[SUPPLIED ENTRIES]
--------
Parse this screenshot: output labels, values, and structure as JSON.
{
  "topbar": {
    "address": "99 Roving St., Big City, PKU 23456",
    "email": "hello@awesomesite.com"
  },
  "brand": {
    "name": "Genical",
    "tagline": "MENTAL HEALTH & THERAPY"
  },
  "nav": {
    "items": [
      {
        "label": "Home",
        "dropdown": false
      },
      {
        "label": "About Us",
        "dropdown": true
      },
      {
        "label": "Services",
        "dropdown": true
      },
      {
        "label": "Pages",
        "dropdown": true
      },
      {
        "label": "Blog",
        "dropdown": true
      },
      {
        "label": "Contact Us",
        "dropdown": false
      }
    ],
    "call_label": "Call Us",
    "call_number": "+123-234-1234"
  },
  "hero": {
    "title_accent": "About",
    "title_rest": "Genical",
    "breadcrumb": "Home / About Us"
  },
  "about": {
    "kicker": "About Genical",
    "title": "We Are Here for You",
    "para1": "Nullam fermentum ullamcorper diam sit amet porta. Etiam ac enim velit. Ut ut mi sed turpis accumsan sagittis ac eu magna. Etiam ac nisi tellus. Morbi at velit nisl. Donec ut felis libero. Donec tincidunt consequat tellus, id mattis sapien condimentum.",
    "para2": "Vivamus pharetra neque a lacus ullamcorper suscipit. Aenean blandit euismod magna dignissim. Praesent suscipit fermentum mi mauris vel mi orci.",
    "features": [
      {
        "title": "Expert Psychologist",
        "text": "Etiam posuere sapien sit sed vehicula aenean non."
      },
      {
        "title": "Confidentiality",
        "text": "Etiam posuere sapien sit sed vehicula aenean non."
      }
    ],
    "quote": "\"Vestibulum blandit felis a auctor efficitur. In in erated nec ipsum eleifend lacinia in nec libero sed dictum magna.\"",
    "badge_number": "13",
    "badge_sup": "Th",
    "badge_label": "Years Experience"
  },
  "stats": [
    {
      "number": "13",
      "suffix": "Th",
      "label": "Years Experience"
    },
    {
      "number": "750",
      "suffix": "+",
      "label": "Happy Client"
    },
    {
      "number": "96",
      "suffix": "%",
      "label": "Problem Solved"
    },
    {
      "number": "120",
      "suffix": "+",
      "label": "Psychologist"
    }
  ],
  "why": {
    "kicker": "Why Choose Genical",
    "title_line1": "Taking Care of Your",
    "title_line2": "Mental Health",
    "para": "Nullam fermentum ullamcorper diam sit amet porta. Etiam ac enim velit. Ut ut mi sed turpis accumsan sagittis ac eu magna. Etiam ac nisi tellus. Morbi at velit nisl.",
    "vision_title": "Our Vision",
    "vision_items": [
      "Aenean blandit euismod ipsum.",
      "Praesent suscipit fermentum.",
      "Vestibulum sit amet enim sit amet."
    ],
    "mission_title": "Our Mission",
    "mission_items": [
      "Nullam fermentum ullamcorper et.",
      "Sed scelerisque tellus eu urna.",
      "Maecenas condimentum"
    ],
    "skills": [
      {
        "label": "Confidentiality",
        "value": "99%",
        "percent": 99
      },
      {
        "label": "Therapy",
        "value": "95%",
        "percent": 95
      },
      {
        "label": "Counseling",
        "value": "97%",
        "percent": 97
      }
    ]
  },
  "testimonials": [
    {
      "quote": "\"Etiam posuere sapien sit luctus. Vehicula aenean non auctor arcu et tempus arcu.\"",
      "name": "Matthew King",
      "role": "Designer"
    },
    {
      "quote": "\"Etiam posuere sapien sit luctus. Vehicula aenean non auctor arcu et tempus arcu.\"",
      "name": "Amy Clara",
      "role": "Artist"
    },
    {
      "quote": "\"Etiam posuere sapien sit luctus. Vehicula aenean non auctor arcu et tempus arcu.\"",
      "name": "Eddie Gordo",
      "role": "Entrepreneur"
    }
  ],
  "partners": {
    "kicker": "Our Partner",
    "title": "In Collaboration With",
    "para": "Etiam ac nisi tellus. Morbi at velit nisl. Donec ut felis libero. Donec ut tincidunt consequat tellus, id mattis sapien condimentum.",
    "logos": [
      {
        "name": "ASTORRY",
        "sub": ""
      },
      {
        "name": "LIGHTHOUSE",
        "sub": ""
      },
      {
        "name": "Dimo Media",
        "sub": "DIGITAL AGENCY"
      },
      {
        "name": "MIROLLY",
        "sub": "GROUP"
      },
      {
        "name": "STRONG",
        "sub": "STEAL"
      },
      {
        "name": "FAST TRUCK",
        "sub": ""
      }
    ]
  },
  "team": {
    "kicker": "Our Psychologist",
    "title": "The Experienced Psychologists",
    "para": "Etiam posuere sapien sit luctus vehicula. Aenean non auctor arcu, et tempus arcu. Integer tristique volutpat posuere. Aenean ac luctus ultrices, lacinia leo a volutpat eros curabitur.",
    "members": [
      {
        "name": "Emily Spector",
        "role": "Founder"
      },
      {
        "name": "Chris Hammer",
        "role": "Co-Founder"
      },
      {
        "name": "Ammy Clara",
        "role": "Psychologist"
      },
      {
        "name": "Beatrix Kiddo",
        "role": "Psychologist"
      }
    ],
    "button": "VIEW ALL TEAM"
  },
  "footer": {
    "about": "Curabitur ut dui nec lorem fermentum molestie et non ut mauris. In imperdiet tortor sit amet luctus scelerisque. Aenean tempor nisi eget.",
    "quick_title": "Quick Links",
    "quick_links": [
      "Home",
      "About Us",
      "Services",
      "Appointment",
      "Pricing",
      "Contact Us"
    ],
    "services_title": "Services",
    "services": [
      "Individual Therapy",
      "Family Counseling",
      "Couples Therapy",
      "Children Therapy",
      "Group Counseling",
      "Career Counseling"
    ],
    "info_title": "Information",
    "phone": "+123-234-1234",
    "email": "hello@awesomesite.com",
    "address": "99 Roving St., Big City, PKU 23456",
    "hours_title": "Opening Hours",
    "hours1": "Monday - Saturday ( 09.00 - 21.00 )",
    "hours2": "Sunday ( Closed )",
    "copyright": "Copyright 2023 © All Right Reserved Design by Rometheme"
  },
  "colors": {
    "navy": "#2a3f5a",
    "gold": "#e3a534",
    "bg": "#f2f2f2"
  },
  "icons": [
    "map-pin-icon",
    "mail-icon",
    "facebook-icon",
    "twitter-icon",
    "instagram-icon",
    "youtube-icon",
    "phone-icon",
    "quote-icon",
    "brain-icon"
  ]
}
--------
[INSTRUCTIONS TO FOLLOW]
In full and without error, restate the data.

[EXERCISE SOLUTION]
Parse this screenshot: output labels, values, and structure as JSON.
{
  "topbar": {
    "address": "99 Roving St., Big City, PKU 23456",
    "email": "hello@awesomesite.com"
  },
  "brand": {
    "name": "Genical",
    "tagline": "MENTAL HEALTH & THERAPY"
  },
  "nav": {
    "items": [
      {
        "label": "Home",
        "dropdown": false
      },
      {
        "label": "About Us",
        "dropdown": true
      },
      {
        "label": "Services",
        "dropdown": true
      },
      {
        "label": "Pages",
        "dropdown": true
      },
      {
        "label": "Blog",
        "dropdown": true
      },
      {
        "label": "Contact Us",
        "dropdown": false
      }
    ],
    "call_label": "Call Us",
    "call_number": "+123-234-1234"
  },
  "hero": {
    "title_accent": "About",
    "title_rest": "Genical",
    "breadcrumb": "Home / About Us"
  },
  "about": {
    "kicker": "About Genical",
    "title": "We Are Here for You",
    "para1": "Nullam fermentum ullamcorper diam sit amet porta. Etiam ac enim velit. Ut ut mi sed turpis accumsan sagittis ac eu magna. Etiam ac nisi tellus. Morbi at velit nisl. Donec ut felis libero. Donec tincidunt consequat tellus, id mattis sapien condimentum.",
    "para2": "Vivamus pharetra neque a lacus ullamcorper suscipit. Aenean blandit euismod magna dignissim. Praesent suscipit fermentum mi mauris vel mi orci.",
    "features": [
      {
        "title": "Expert Psychologist",
        "text": "Etiam posuere sapien sit sed vehicula aenean non."
      },
      {
        "title": "Confidentiality",
        "text": "Etiam posuere sapien sit sed vehicula aenean non."
      }
    ],
    "quote": "\"Vestibulum blandit felis a auctor efficitur. In in erated nec ipsum eleifend lacinia in nec libero sed dictum magna.\"",
    "badge_number": "13",
    "badge_sup": "Th",
    "badge_label": "Years Experience"
  },
  "stats": [
    {
      "number": "13",
      "suffix": "Th",
      "label": "Years Experience"
    },
    {
      "number": "750",
      "suffix": "+",
      "label": "Happy Client"
    },
    {
      "number": "96",
      "suffix": "%",
      "label": "Problem Solved"
    },
    {
      "number": "120",
      "suffix": "+",
      "label": "Psychologist"
    }
  ],
  "why": {
    "kicker": "Why Choose Genical",
    "title_line1": "Taking Care of Your",
    "title_line2": "Mental Health",
    "para": "Nullam fermentum ullamcorper diam sit amet porta. Etiam ac enim velit. Ut ut mi sed turpis accumsan sagittis ac eu magna. Etiam ac nisi tellus. Morbi at velit nisl.",
    "vision_title": "Our Vision",
    "vision_items": [
      "Aenean blandit euismod ipsum.",
      "Praesent suscipit fermentum.",
      "Vestibulum sit amet enim sit amet."
    ],
    "mission_title": "Our Mission",
    "mission_items": [
      "Nullam fermentum ullamcorper et.",
      "Sed scelerisque tellus eu urna.",
      "Maecenas condimentum"
    ],
    "skills": [
      {
        "label": "Confidentiality",
        "value": "99%",
        "percent": 99
      },
      {
        "label": "Therapy",
        "value": "95%",
        "percent": 95
      },
      {
        "label": "Counseling",
        "value": "97%",
        "percent": 97
      }
    ]
  },
  "testimonials": [
    {
      "quote": "\"Etiam posuere sapien sit luctus. Vehicula aenean non auctor arcu et tempus arcu.\"",
      "name": "Matthew King",
      "role": "Designer"
    },
    {
      "quote": "\"Etiam posuere sapien sit luctus. Vehicula aenean non auctor arcu et tempus arcu.\"",
      "name": "Amy Clara",
      "role": "Artist"
    },
    {
      "quote": "\"Etiam posuere sapien sit luctus. Vehicula aenean non auctor arcu et tempus arcu.\"",
      "name": "Eddie Gordo",
      "role": "Entrepreneur"
    }
  ],
  "partners": {
    "kicker": "Our Partner",
    "title": "In Collaboration With",
    "para": "Etiam ac nisi tellus. Morbi at velit nisl. Donec ut felis libero. Donec ut tincidunt consequat tellus, id mattis sapien condimentum.",
    "logos": [
      {
        "name": "ASTORRY",
        "sub": ""
      },
      {
        "name": "LIGHTHOUSE",
        "sub": ""
      },
      {
        "name": "Dimo Media",
        "sub": "DIGITAL AGENCY"
      },
      {
        "name": "MIROLLY",
        "sub": "GROUP"
      },
      {
        "name": "STRONG",
        "sub": "STEAL"
      },
      {
        "name": "FAST TRUCK",
        "sub": ""
      }
    ]
  },
  "team": {
    "kicker": "Our Psychologist",
    "title": "The Experienced Psychologists",
    "para": "Etiam posuere sapien sit luctus vehicula. Aenean non auctor arcu, et tempus arcu. Integer tristique volutpat posuere. Aenean ac luctus ultrices, lacinia leo a volutpat eros curabitur.",
    "members": [
      {
        "name": "Emily Spector",
        "role": "Founder"
      },
      {
        "name": "Chris Hammer",
        "role": "Co-Founder"
      },
      {
        "name": "Ammy Clara",
        "role": "Psychologist"
      },
      {
        "name": "Beatrix Kiddo",
        "role": "Psychologist"
      }
    ],
    "button": "VIEW ALL TEAM"
  },
  "footer": {
    "about": "Curabitur ut dui nec lorem fermentum molestie et non ut mauris. In imperdiet tortor sit amet luctus scelerisque. Aenean tempor nisi eget.",
    "quick_title": "Quick Links",
    "quick_links": [
      "Home",
      "About Us",
      "Services",
      "Appointment",
      "Pricing",
      "Contact Us"
    ],
    "services_title": "Services",
    "services": [
      "Individual Therapy",
      "Family Counseling",
      "Couples Therapy",
      "Children Therapy",
      "Group Counseling",
      "Career Counseling"
    ],
    "info_title": "Information",
    "phone": "+123-234-1234",
    "email": "hello@awesomesite.com",
    "address": "99 Roving St., Big City, PKU 23456",
    "hours_title": "Opening Hours",
    "hours1": "Monday - Saturday ( 09.00 - 21.00 )",
    "hours2": "Sunday ( Closed )",
    "copyright": "Copyright 2023 © All Right Reserved Design by Rometheme"
  },
  "colors": {
    "navy": "#2a3f5a",
    "gold": "#e3a534",
    "bg": "#f2f2f2"
  },
  "icons": [
    "map-pin-icon",
    "mail-icon",
    "facebook-icon",
    "twitter-icon",
    "instagram-icon",
    "youtube-icon",
    "phone-icon",
    "quote-icon",
    "brain-icon"
  ]
}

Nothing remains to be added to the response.